In regard to spreading bladder-fluke by the aid of dogs, to me it seems just as probable that ultimately sheep might be affected, though perhaps not by that special disease itself, but one kindred to it as it were, in a different guise, for these low forms of organism appear to change their character according to what host they occupy; though how scientists can with certainty trace them in their various phases and transmigrations as they alternately occupy animals, snails, earthworms, other animals, and so on, I am at a loss to understand. Surely it can be only guesswork at the best. Years ago a relative, a medical man in large practice, wrote to me: “I do not know the disease—scab—you speak of in your sheep, but you should be careful of your dogs, for the tapeworm from the dog will cause fluke amongst sheep.”
The fluke in Australia, though perhaps not the form he alluded to, is generally the result of wet pastures. Formerly we in New Zealand bought imported merino ewes from Australia. I had some at Mount Nicholas, which had lived on those dry hills some four years after leaving Sydney. Some of these, when fat, were occasionally killed for mutton. Speaking one day to a shearer who had knowledge of the fluke, he, to my surprise, said, “I will show you some.” As luck would have it, one of these Sydney ewes was being killed at the time. The man cut open a main gall-duct on the liver, pressed his finger along the duct, when, floating in the juice of the gall, came veritable flukes of different sizes, the largest fully three-fourths of an inch long, and resembling greatly in shape an ordinary flounder or flatfish. Here was evidence of the parasitic cause of the disease continuing to inhabit its host apparently for years, and propagate its kind without
leaving; but, the surroundings not being favourable, the increase of the parasite was on so small a scale that the sheep themselves were perfectly healthy; and some of this importation of sheep must have lived to the age of twelve years or more. This surely is good proof that the fluke-parasite procreated its kind without ever leaving its host, which is contrary to what science teaches; for, if it or its eggs had once left its host, the dry nature of the pasture would have proved unfavourable to further development, and they would have lost their vitality. Such an incident as this should be of great interest, and its correctness may be fully relied on. I never tried or saw this experiment performed on sheep bred in New Zealand.

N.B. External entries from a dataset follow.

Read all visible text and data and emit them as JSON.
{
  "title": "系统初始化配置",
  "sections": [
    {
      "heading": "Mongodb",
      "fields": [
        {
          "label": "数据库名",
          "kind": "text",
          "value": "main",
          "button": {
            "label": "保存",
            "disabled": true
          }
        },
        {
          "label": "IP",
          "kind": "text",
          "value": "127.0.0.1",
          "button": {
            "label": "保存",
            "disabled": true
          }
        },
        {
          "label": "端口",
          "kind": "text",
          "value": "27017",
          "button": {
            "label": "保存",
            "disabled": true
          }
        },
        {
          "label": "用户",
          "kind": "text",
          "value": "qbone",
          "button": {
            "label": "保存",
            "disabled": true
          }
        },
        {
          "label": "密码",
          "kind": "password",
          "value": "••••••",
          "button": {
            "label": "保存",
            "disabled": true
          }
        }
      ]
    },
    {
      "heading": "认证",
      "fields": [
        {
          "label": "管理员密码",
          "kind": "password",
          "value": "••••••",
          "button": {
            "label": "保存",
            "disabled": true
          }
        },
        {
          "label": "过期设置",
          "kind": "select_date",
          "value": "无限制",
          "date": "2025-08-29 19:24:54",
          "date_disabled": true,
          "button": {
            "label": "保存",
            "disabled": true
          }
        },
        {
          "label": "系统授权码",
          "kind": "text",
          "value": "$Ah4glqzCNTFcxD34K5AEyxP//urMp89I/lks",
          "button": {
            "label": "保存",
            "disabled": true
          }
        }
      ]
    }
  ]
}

My conclusions are that the weasel and stoat should be the only enemies introduced, unless the black-footed ferret of the prairies, mentioned by Sir James Hector,* is devoid of the knowledge of tree-climbing, which presumably it would be, as those regions are mostly almost without timber. It is possible this may be the small hardy, dark-coloured ferret I used in England when a boy, which I was told was a cross between the ferret and polecat, and which was obtainable in England some forty years ago.
[Since this paper was written I have turned up the following in a book, “The Oxonian in Norway,” written by the Rev. Frederick Metcalf, M.A., second edition, published 1857, page 87. After remarking on ·3 being paid in Norway for each pair of the claws of the golden eagle, he says, “Surely this is a more sensible arrangement than that of those numskull churchwardens of —–, who pay for sparrows' heads out of the church-rates, although a pair of them, while feeding their young, destroy, according to Buffon, four thousand caterpillars weekly.” Mr. Metcalf and Buffon side with the sparrow; but I certainly agree with the churchwardens. There are plenty of real insectivorous birds; so there is no need to rely on the doubtful aid of the sparrow.]
[Footnote] * Trans. N.Z. Inst., vol. xxii., p. 321.